Navy halts search for sailor missing in Arabian Sea
By CHAD GARLAND | Stars and Stripes | Published: July 20, 2019
MANAMA, Bahrain — A sailor who was reported overboard from a U.S. aircraft carrier in the Arabian Sea earlier this week remains missing after the Navy ended its search-and-rescue efforts, officials said Saturday.
After “extensive attempts to locate the Sailor” involving three ships and aircraft from two patrol squadrons, the search was concluded Friday, the Navy’s 5th Fleet said in a statement.
“Our thoughts and prayers are with the family, friends and shipmates of our lost Sailor,” Vice Adm. Jim Malloy, the U.S. Naval Forces Central Command, U.S. 5th Fleet, and Combined Maritime Forces commander, said in a statement.
The service withheld the sailor’s identity, citing policy, but said the missing sailor was assigned to the Norfolk-based Helicopter Sea Combat Squadron 5 aboard the USS Abraham Lincoln.
Next of kin had been notified that the sailor’s whereabouts remain unknown, 5th Fleet said.
The search began after a “man overboard” report on Wednesday. The Lincoln, the USS Leyte Gulf, and patrol squadrons VP-10 and VP-40 were joined by the Spanish Méndez Núñez frigate in searching the Arabian Sea area where the sailor had been reported missing, the statement said.

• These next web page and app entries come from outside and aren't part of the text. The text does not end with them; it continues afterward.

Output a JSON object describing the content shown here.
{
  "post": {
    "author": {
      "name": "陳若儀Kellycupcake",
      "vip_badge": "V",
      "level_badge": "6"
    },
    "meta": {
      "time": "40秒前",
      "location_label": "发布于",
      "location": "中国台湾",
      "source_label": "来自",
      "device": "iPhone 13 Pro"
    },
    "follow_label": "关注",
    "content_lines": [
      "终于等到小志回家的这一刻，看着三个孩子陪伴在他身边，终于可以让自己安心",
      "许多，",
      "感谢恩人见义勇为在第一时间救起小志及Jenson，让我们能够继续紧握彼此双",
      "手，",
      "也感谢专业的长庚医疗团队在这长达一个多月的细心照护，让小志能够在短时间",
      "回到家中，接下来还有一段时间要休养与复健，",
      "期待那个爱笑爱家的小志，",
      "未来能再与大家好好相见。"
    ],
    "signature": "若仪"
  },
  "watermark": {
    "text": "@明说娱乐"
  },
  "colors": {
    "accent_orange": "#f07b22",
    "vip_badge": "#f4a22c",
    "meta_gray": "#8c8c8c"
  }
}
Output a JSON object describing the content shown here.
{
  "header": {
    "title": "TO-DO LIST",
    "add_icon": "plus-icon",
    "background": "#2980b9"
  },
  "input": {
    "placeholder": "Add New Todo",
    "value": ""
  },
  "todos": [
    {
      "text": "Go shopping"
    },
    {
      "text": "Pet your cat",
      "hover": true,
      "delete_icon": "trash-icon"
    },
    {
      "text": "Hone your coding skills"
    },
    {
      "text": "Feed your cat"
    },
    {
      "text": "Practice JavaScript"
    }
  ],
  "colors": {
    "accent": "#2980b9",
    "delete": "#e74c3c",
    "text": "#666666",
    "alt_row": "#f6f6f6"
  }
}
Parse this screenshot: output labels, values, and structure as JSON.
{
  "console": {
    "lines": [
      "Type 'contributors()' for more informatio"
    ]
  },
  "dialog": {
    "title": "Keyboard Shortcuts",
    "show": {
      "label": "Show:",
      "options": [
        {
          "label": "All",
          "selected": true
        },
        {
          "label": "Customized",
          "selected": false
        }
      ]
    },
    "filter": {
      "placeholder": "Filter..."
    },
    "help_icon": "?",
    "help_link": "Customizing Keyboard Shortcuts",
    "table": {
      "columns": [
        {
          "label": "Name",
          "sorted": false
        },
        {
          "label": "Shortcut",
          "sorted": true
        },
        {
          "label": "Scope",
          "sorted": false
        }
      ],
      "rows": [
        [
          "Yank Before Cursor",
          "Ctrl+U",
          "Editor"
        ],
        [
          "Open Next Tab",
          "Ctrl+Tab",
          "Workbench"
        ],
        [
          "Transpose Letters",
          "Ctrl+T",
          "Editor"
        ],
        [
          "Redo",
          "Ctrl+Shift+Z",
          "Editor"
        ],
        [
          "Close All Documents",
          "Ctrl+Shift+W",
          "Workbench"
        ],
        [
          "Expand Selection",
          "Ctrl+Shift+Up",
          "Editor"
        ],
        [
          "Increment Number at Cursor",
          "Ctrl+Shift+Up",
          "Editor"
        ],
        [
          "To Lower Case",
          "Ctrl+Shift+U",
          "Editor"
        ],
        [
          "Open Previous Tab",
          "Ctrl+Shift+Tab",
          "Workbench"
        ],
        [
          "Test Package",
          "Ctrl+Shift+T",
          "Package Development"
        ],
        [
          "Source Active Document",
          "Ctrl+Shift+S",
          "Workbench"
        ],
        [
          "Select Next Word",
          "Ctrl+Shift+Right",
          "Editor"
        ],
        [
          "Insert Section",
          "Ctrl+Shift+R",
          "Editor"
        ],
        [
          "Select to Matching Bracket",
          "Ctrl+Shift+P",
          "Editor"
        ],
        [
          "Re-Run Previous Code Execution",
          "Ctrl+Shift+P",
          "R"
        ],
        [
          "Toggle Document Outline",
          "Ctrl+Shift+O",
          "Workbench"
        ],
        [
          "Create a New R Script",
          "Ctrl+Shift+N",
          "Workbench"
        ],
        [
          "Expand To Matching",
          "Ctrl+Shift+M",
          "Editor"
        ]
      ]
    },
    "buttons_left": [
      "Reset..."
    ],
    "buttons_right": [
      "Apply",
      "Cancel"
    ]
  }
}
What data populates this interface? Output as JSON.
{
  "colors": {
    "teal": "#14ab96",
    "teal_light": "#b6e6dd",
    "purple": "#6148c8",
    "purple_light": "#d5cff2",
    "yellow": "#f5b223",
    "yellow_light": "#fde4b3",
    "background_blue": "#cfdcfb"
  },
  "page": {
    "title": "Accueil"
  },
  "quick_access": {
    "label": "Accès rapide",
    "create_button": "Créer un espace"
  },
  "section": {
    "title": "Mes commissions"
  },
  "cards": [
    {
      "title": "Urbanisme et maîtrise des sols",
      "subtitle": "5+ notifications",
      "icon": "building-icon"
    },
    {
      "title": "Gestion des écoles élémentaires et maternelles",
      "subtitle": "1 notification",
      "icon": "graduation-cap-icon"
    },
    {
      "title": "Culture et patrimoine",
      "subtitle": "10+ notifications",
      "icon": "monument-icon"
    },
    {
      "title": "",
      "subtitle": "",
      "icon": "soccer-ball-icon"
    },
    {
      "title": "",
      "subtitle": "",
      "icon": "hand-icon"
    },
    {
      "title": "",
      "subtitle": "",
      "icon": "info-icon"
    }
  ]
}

“During this tragic time, I want to thank the Spanish Álvaro de Bazán-class frigate Méndez Núñez for their assistance in the search operations, and all the Sailors involved in the search for their valiant efforts to find our shipmate,” Malloy said.
Officials at 5th Fleet told Navy Times that an earlier statement incorrectly said the Pakistan Navy Ship PSN Aslat had aided in the search.
The squadron the sailor belonged to, made up of about 200 servicemembers, is part of Carrier Air Wing 7 and is assigned to the USS Abraham Lincoln Carrier Strike Group, which had its deployment to the region expedited in May, amid escalating tensions with Iran.
Since May, the U.S. has ordered additional bomber and fighter aircraft, and some 2,000 more troops to be sent the region to bolster security for U.S. forces there.
The U.S. government has claimed Iran was behind several recent attacks on commercial ships in the Gulf of Oman and the Strait of Hormuz. Iran and rebel forces it backs in Yemen each also downed U.S. drones last month.
This week, the amphibious assault ship USS Boxer, which arrived in 5th Fleet waters in late June, reportedly downed an Iranian drone after several of the country’s aircraft reportedly harassed the U.S. warship as it entered the strait.
Meanwhile, Iran seized two merchant ships transiting the strait late Friday, including a British oil tanker.